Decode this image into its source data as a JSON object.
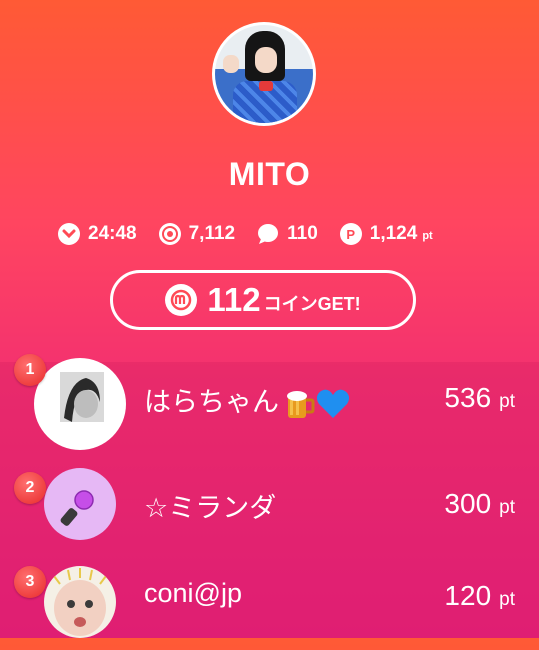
{
  "profile": {
    "name": "MITO",
    "stats": {
      "time": "24:48",
      "views": "7,112",
      "comments": "110",
      "points": "1,124",
      "points_unit": "pt"
    }
  },
  "coin_button": {
    "amount": "112",
    "label": "コインGET!"
  },
  "ranking": [
    {
      "rank": "1",
      "name": "はらちゃん",
      "points": "536",
      "unit": "pt",
      "emojis": [
        "beer-mug-icon",
        "blue-heart-icon"
      ]
    },
    {
      "rank": "2",
      "name": "☆ミランダ",
      "points": "300",
      "unit": "pt"
    },
    {
      "rank": "3",
      "name": "coni@jp",
      "points": "120",
      "unit": "pt"
    }
  ],
  "colors": {
    "gradient_top": "#ff5a35",
    "gradient_bottom": "#e8227a",
    "rank_badge": "#e82a2a"
  }
}
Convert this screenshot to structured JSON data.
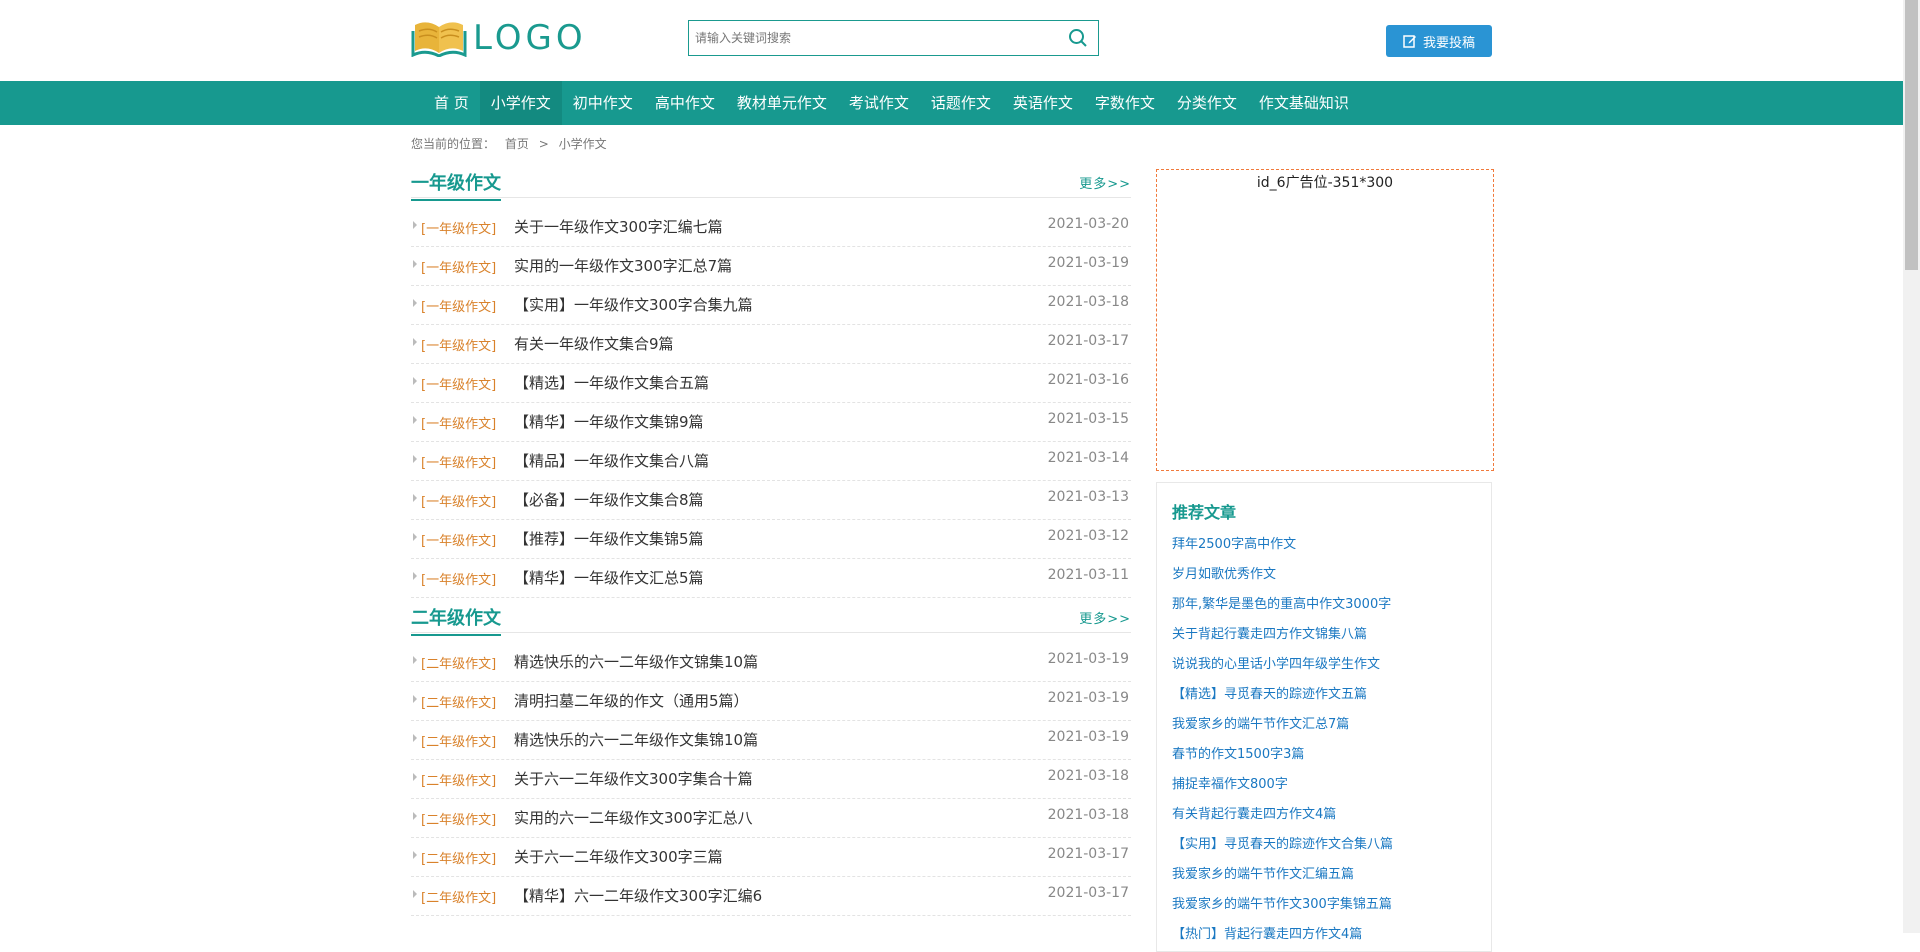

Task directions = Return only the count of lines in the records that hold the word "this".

Response = 2